I had to live without this next tool, the right-angle drill, for most of my adult life, and I don't know how I did it (Figure 4). This tool is so simple and effective that it will quickly pay for itself. You just chuck the vertical end of the right-angle drill in a standard drill press, and a small gear changes the direction of rotation 90 degrees. The head of the drill is small enough to get into tight spaces because it doesn't use a keyed chuck. Instead, each drill bit is threaded onto the trailing end so it just screws into the drill. Of course, this means you have to use special drill bits, but they seem to be well made and last a long time. You can buy the bits in a wide variety of sizes and lengths, so if you need to drill the attachment holes for an NYU stirrup from the inside, you can use a short bit; and if you are drilling the mounting hole for a metal upright that is under the plastic cuff, you can use a longer one. Compact right-angle drills are available from a variety of hardware stores and online.
The last tool on my list is one I rely on for just about any job—a caliper, either a dial or digital version (Figure 5). I know: Most of what we do as O&P technicians does not require accuracy to 0.0001 inch, but some of the stuff we do does require that sort of precision.
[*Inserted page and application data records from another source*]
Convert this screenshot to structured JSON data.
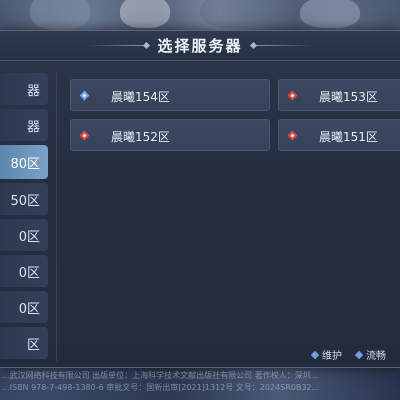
{
  "dialog": {
    "title": "选择服务器"
  },
  "side_list": [
    {
      "label": "器",
      "active": false
    },
    {
      "label": "器",
      "active": false
    },
    {
      "label": "80区",
      "active": true
    },
    {
      "label": "50区",
      "active": false
    },
    {
      "label": "0区",
      "active": false
    },
    {
      "label": "0区",
      "active": false
    },
    {
      "label": "0区",
      "active": false
    },
    {
      "label": "区",
      "active": false
    }
  ],
  "servers": [
    {
      "name": "晨曦154区",
      "status": "maintenance",
      "status_color": "#6f9fe0"
    },
    {
      "name": "晨曦153区",
      "status": "smooth",
      "status_color": "#d8493d"
    },
    {
      "name": "晨曦152区",
      "status": "smooth",
      "status_color": "#d8493d"
    },
    {
      "name": "晨曦151区",
      "status": "smooth",
      "status_color": "#d8493d"
    }
  ],
  "legend": {
    "maintenance_label": "维护",
    "maintenance_color": "#6f9fe0",
    "smooth_label": "流畅",
    "smooth_color": "#6f9fe0"
  },
  "footer": {
    "line1": "...武汉网络科技有限公司   出版单位：上海科学技术文献出版社有限公司   著作权人：深圳...",
    "line2": "...ISBN 978-7-498-1380-6   审批文号：国新出审[2021]1312号   文号：2024SR0B32..."
  }
}
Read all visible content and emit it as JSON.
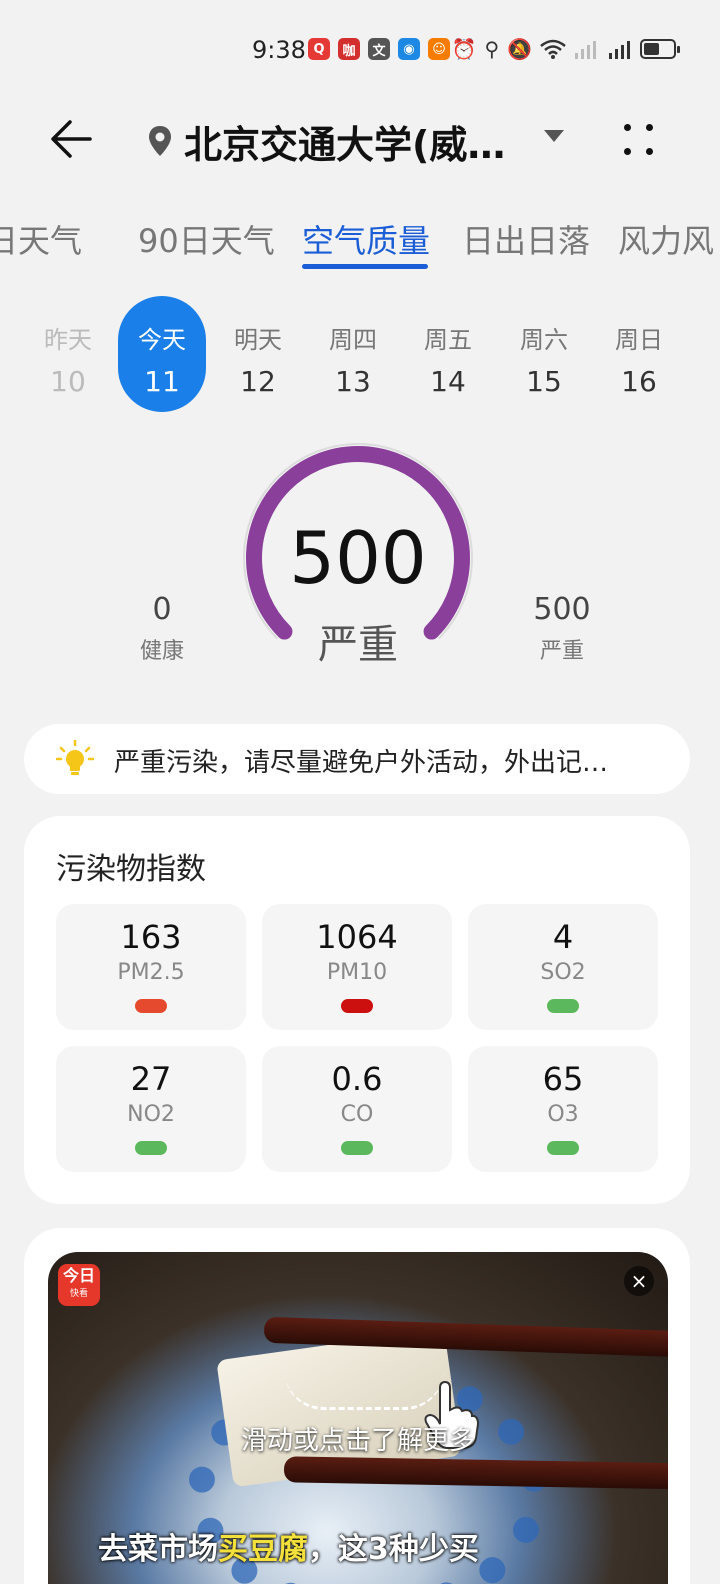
{
  "status_bar": {
    "time": "9:38",
    "apps": [
      {
        "icon": "search-app-icon",
        "glyph": "Q",
        "color": "#e53935"
      },
      {
        "icon": "news-app-icon",
        "glyph": "咖",
        "color": "#d32f2f"
      },
      {
        "icon": "translate-app-icon",
        "glyph": "文",
        "color": "#555555"
      },
      {
        "icon": "chat-app-icon",
        "glyph": "◉",
        "color": "#1e88e5"
      },
      {
        "icon": "avatar-app-icon",
        "glyph": "☺",
        "color": "#f57c00"
      }
    ],
    "battery_level": 0.55
  },
  "header": {
    "title": "北京交通大学(威…"
  },
  "tabs": [
    {
      "label": "日天气"
    },
    {
      "label": "90日天气"
    },
    {
      "label": "空气质量",
      "active": true
    },
    {
      "label": "日出日落"
    },
    {
      "label": "风力风"
    }
  ],
  "days": [
    {
      "name": "昨天",
      "date": "10",
      "state": "past"
    },
    {
      "name": "今天",
      "date": "11",
      "state": "active"
    },
    {
      "name": "明天",
      "date": "12"
    },
    {
      "name": "周四",
      "date": "13"
    },
    {
      "name": "周五",
      "date": "14"
    },
    {
      "name": "周六",
      "date": "15"
    },
    {
      "name": "周日",
      "date": "16"
    }
  ],
  "aqi": {
    "value": "500",
    "level": "严重",
    "fill_fraction": 1.0,
    "color": "#8a3f9a",
    "min_value": "0",
    "min_label": "健康",
    "max_value": "500",
    "max_label": "严重"
  },
  "advice": {
    "icon": "lightbulb-icon",
    "text": "严重污染，请尽量避免户外活动，外出记…"
  },
  "pollutants": {
    "title": "污染物指数",
    "items": [
      {
        "value": "163",
        "name": "PM2.5",
        "color": "#e64a2e"
      },
      {
        "value": "1064",
        "name": "PM10",
        "color": "#cc1010"
      },
      {
        "value": "4",
        "name": "SO2",
        "color": "#5cb85c"
      },
      {
        "value": "27",
        "name": "NO2",
        "color": "#5cb85c"
      },
      {
        "value": "0.6",
        "name": "CO",
        "color": "#5cb85c"
      },
      {
        "value": "65",
        "name": "O3",
        "color": "#5cb85c"
      }
    ]
  },
  "ad": {
    "logo_main": "今日",
    "logo_sub": "快看",
    "cta": "滑动或点击了解更多",
    "caption_pre": "去菜市场",
    "caption_highlight": "买豆腐",
    "caption_post": "，这3种少买",
    "close_glyph": "×"
  }
}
If you don't have an accurate way to measure components and materials, you may be overlooking some basic information. We routinely check specifications on component parts, especially when they don't work, and a caliper is the easiest way to do that. Some people prefer the dial caliper because it doesn't require batteries and is generally reliable. I prefer a digital caliper because it is faster to read; a quality one will run for a year or more on a single hearing aid battery. Digital calipers run the gamut in price; you can find inexpensive models or spend as much as $100 on a higher-end model. However, I've found that the less expensive versions do seem to fall apart easily, so it's worth it to spend as much as you can afford.
So, there are just a few of my personal favorite tools every fabrication lab should have. Each one is easily accessible, relatively inexpensive, and can save the day when the right problem comes along.
Tony Wickman, CTPO, is the CEO of Freedom Fabrication, Havana, Florida. He can be reached at